Third, I thought the inhaled antibiotics were continued throughout the phase 2 VX-809/Kalydeco trial. There was a presentation by Michael Boyle, MD with a slide showing baseline characteristics for the phase 2 study participants. The 600 mg VX-809/Kalydeco group had 86% on inhaled antibiotics and the placebo group had 91% on inhaled antibiotics. Stopping the inhaled antibiotics at any point during the study would add a confounding variable. The phase 3 Ataluren study showed it was more difficult to show improvement when patients are using inhaled antibiotics. Therefore the 6.7% improvement seen with those receiving the combo compared to placebo is more impressive if most of the patients were using inhaled antibiotics.
What I remember from the early May conf call is that the trial participants were on antibiotics during the monotherapy phase but off of it during the combo phase of the trial. CFers on antibiotics take it for a month and don't take it for a month. So, it was possible to synchronize the drug dosing to the antibiotic cycle. I don't remember who was saying at the cc, but he [speculated] that the reason the FEV1 of the placebo arm went down so much during the 2nd half of the trial was because the participants were off the antibiotics during the period.
In the coming Phase III trial the trial period would be 6 month or so, several antibiotics cycles can be put in, and the effects of taking antibiotics would be apparent both for the placebo and drug arms.

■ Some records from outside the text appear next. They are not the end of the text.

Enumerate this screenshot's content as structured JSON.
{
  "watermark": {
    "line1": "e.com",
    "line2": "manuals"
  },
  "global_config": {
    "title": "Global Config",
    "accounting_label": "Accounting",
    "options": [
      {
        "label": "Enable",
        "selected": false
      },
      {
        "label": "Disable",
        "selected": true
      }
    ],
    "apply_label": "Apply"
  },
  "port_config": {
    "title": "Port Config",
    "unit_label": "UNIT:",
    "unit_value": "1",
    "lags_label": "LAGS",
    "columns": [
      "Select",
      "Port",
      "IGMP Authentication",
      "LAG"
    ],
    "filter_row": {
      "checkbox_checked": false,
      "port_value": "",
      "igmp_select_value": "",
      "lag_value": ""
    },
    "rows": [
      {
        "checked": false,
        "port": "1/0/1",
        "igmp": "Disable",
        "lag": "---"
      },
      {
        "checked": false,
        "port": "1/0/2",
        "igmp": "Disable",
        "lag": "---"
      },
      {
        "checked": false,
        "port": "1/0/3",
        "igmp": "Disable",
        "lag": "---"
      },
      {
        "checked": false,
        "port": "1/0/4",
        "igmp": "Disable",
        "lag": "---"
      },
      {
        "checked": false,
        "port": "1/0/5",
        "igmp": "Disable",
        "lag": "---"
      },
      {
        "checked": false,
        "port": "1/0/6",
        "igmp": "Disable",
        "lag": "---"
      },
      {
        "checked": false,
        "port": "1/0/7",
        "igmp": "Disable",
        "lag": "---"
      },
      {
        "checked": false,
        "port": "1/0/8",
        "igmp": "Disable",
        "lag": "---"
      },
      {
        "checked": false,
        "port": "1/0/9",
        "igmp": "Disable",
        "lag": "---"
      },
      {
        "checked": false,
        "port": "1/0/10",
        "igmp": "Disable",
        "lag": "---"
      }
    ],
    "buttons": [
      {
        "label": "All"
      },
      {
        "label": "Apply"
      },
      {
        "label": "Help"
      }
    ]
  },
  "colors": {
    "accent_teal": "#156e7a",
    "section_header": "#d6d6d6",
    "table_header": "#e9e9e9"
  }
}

I would think that removal of antibiotics would certainly increase pulmonary distress, and ensueing respiratory distress such as pulmonary exacerbation or dispnea would depress FEV1. This can happen in both placebo and treatment arms. If antibiotics were given to the 200mg and 400mg arms, the FEV1 would be higher. But for the 600 mg arm the effects of antibiotics would be less because the drugs by themselves clear infection and inflammation.